RECORDS TO USE:
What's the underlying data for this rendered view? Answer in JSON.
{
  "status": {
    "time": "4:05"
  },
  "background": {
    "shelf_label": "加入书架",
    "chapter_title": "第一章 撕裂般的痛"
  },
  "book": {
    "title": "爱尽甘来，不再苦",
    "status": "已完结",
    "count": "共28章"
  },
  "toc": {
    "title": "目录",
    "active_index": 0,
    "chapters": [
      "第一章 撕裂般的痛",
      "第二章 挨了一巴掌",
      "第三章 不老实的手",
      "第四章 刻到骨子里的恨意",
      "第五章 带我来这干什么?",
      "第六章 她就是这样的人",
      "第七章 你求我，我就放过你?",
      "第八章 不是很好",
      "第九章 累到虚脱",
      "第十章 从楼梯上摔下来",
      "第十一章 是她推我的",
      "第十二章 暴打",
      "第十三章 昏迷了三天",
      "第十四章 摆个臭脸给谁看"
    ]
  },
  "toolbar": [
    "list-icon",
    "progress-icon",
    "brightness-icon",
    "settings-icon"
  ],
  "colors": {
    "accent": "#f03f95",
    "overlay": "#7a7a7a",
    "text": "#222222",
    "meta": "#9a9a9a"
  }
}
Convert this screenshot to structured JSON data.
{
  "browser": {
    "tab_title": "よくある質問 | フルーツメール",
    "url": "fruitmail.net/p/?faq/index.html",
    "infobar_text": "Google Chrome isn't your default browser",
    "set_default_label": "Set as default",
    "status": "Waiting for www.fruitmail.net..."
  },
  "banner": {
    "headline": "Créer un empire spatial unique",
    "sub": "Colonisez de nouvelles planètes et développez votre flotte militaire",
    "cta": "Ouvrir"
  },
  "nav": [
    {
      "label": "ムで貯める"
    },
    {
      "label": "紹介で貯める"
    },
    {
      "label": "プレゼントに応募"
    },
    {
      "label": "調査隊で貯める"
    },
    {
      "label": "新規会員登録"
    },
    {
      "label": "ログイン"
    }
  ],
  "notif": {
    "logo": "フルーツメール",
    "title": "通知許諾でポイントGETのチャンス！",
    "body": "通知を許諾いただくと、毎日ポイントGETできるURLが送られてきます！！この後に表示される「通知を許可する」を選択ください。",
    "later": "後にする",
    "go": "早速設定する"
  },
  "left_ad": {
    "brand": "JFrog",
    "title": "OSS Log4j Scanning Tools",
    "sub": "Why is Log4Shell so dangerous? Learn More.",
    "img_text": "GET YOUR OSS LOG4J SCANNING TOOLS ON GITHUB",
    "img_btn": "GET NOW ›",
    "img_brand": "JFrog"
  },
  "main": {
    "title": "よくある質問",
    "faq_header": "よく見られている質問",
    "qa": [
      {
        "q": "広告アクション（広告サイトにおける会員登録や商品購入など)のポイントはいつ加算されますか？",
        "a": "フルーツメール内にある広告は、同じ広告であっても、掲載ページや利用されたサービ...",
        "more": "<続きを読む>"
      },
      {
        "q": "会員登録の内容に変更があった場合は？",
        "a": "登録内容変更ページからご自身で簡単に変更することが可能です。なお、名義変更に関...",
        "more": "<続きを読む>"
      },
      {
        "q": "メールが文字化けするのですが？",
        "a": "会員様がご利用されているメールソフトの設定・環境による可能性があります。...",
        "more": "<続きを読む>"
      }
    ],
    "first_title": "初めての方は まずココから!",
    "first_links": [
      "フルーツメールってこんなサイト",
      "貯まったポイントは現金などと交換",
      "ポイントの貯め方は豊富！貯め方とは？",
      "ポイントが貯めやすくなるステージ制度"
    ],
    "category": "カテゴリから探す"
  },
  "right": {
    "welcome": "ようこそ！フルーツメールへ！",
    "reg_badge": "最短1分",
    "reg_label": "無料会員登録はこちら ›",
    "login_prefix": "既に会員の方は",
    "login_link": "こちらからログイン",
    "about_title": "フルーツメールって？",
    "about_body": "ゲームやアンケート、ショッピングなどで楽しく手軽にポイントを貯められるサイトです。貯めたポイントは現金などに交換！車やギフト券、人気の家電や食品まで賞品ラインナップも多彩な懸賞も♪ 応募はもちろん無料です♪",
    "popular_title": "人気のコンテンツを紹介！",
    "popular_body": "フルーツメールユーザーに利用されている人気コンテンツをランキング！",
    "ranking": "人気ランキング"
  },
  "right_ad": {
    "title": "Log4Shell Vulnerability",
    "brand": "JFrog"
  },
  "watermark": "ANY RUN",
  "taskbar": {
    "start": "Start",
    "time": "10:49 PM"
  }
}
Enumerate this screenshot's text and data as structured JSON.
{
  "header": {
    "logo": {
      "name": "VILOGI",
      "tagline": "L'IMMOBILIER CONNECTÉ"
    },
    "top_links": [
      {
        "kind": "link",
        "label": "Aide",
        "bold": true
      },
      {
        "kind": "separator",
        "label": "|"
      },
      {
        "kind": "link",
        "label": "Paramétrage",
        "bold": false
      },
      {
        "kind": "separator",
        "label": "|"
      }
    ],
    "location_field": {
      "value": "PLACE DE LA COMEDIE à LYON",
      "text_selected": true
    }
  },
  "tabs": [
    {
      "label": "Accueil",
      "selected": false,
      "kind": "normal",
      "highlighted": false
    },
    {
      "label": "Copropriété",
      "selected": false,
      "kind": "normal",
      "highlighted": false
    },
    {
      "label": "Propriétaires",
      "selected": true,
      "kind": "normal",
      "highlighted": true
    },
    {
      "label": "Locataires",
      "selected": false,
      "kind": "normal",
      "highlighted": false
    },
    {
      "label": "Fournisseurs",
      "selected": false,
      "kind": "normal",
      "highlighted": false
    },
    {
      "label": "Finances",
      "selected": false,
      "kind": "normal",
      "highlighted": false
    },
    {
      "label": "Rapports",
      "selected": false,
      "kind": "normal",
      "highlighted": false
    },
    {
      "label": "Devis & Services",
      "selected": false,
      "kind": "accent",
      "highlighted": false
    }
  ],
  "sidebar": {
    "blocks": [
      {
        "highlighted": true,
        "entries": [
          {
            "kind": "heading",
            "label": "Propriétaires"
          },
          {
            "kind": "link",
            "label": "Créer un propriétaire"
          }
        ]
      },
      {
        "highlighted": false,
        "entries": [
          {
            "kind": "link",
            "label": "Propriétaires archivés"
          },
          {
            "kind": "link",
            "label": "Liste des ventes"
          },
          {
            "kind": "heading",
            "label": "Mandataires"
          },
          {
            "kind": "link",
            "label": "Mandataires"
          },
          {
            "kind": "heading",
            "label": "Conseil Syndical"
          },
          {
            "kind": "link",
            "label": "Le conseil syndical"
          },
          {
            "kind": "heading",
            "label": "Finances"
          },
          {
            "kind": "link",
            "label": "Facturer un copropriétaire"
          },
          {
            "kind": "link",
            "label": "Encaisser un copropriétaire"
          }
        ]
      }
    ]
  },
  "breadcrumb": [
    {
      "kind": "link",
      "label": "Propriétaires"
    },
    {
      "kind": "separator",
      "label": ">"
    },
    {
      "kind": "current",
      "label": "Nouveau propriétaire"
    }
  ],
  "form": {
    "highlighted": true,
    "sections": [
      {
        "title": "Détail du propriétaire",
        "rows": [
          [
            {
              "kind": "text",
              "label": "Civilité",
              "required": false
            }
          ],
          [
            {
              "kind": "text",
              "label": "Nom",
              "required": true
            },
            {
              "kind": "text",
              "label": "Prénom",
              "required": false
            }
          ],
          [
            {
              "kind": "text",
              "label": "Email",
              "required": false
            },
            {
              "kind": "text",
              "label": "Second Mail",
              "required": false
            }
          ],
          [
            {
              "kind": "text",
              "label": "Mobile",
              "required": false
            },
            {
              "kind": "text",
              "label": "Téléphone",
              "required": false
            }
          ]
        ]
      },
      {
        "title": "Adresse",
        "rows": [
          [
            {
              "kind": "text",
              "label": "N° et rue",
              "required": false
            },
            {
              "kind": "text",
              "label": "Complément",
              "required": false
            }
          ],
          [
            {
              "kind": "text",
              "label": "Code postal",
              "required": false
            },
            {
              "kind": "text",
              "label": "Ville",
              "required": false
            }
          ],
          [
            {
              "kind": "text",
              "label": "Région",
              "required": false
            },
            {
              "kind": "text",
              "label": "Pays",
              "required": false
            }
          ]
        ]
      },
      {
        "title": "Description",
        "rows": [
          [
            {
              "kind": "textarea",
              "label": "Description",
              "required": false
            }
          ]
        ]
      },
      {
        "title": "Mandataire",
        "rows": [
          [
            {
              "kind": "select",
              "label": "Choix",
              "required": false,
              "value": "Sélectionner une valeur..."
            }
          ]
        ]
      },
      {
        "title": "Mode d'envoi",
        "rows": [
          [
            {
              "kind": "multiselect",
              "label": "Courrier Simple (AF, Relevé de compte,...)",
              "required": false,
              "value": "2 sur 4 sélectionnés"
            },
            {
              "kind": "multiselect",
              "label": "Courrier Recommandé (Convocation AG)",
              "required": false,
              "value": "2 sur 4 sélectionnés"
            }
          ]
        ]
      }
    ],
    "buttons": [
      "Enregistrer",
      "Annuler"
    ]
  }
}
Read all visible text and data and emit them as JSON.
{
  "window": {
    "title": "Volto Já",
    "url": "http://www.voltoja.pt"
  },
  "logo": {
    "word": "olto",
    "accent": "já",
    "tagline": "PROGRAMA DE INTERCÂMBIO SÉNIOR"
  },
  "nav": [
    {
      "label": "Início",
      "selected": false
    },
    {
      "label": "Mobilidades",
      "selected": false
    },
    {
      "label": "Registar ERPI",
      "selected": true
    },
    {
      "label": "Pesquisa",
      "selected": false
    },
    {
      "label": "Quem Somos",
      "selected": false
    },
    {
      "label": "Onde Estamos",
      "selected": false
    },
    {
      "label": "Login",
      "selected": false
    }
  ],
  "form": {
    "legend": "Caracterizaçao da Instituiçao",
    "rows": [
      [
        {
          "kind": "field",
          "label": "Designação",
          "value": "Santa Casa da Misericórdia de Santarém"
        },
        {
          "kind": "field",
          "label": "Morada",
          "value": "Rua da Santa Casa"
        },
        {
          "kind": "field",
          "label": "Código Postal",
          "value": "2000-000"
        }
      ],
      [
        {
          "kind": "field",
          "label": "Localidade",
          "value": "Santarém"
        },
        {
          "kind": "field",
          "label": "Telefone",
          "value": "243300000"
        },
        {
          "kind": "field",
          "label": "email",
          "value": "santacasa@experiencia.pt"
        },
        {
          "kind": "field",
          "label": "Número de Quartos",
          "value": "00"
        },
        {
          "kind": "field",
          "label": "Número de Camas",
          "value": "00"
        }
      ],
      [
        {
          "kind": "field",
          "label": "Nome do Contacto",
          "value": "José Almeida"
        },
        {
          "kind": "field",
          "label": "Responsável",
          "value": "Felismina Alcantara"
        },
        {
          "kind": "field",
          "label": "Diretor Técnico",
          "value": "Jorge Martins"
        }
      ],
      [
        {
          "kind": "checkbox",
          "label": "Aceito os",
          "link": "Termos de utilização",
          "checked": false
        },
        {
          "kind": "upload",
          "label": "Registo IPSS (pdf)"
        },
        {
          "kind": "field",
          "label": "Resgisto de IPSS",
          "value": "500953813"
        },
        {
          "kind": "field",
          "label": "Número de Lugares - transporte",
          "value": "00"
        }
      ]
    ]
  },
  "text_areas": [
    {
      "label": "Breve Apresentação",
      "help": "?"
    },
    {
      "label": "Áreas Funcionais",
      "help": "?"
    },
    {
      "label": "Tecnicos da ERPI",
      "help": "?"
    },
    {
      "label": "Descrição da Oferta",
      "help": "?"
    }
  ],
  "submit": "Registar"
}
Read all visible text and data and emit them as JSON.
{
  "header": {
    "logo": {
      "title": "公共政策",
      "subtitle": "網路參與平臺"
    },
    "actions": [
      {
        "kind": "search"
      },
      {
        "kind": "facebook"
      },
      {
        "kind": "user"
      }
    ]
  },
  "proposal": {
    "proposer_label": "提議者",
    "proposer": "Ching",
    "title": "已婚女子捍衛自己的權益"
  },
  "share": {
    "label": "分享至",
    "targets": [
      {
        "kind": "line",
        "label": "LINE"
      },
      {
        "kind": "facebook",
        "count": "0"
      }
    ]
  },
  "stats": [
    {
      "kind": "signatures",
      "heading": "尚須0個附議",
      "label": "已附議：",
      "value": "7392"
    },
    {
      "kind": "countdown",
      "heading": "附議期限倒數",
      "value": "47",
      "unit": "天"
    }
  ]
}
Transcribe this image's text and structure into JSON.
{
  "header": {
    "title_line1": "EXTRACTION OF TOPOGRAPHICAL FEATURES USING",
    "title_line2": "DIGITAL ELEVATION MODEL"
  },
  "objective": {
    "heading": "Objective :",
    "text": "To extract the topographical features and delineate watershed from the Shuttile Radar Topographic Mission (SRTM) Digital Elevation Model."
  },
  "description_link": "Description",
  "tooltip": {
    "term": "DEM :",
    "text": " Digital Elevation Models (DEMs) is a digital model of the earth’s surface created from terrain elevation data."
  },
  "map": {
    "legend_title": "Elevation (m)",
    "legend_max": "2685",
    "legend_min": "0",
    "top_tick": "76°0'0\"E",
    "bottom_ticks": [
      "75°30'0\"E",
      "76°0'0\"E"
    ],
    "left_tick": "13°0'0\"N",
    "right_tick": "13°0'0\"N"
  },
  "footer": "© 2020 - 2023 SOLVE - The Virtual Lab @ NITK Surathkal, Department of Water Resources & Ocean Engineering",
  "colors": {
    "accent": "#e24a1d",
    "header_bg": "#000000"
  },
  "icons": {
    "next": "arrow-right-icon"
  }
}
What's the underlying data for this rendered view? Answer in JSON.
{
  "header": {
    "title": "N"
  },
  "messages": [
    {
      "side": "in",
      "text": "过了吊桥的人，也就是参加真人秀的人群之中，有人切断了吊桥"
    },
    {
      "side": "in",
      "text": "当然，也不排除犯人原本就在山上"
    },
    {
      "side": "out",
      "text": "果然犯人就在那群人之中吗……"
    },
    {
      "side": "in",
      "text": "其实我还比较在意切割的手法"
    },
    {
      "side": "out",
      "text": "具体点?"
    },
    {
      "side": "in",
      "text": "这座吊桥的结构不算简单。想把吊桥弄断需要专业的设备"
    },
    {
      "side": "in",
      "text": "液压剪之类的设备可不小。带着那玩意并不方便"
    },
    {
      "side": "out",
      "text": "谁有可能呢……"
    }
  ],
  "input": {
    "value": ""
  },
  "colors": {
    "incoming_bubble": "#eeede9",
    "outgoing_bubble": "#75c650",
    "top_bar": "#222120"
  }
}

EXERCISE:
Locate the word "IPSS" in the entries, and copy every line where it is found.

RESPONSE BELOW:
          "label": "Registo IPSS (pdf)"
          "label": "Resgisto de IPSS",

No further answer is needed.